"""

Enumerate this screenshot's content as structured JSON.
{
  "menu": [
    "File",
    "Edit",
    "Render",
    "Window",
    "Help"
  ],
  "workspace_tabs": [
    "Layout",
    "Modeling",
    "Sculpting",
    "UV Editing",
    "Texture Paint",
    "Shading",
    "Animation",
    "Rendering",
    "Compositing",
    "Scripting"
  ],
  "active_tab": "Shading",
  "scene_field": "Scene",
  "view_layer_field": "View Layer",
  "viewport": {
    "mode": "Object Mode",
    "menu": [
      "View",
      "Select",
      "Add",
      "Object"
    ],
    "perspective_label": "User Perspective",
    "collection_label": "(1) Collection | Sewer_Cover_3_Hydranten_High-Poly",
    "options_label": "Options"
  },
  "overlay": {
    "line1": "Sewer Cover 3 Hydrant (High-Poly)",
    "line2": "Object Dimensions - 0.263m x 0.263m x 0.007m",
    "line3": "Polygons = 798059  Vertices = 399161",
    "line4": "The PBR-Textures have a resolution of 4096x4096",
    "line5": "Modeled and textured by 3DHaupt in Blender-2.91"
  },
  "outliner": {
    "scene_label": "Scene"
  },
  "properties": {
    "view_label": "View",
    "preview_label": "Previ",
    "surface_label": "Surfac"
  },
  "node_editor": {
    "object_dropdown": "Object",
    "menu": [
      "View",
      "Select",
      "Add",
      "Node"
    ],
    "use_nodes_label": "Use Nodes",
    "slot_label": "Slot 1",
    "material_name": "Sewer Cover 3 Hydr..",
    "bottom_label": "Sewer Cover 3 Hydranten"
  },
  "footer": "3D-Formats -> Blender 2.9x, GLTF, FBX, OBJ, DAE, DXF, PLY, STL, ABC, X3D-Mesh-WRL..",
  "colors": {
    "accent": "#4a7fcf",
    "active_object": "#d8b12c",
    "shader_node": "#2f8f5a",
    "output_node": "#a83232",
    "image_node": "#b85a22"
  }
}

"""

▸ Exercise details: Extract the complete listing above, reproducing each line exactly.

▸ Response to the task:
Enumerate this screenshot's content as structured JSON.
{
  "menu": [
    "File",
    "Edit",
    "Render",
    "Window",
    "Help"
  ],
  "workspace_tabs": [
    "Layout",
    "Modeling",
    "Sculpting",
    "UV Editing",
    "Texture Paint",
    "Shading",
    "Animation",
    "Rendering",
    "Compositing",
    "Scripting"
  ],
  "active_tab": "Shading",
  "scene_field": "Scene",
  "view_layer_field": "View Layer",
  "viewport": {
    "mode": "Object Mode",
    "menu": [
      "View",
      "Select",
      "Add",
      "Object"
    ],
    "perspective_label": "User Perspective",
    "collection_label": "(1) Collection | Sewer_Cover_3_Hydranten_High-Poly",
    "options_label": "Options"
  },
  "overlay": {
    "line1": "Sewer Cover 3 Hydrant (High-Poly)",
    "line2": "Object Dimensions - 0.263m x 0.263m x 0.007m",
    "line3": "Polygons = 798059  Vertices = 399161",
    "line4": "The PBR-Textures have a resolution of 4096x4096",
    "line5": "Modeled and textured by 3DHaupt in Blender-2.91"
  },
  "outliner": {
    "scene_label": "Scene"
  },
  "properties": {
    "view_label": "View",
    "preview_label": "Previ",
    "surface_label": "Surfac"
  },
  "node_editor": {
    "object_dropdown": "Object",
    "menu": [
      "View",
      "Select",
      "Add",
      "Node"
    ],
    "use_nodes_label": "Use Nodes",
    "slot_label": "Slot 1",
    "material_name": "Sewer Cover 3 Hydr..",
    "bottom_label": "Sewer Cover 3 Hydranten"
  },
  "footer": "3D-Formats -> Blender 2.9x, GLTF, FBX, OBJ, DAE, DXF, PLY, STL, ABC, X3D-Mesh-WRL..",
  "colors": {
    "accent": "#4a7fcf",
    "active_object": "#d8b12c",
    "shader_node": "#2f8f5a",
    "output_node": "#a83232",
    "image_node": "#b85a22"
  }
}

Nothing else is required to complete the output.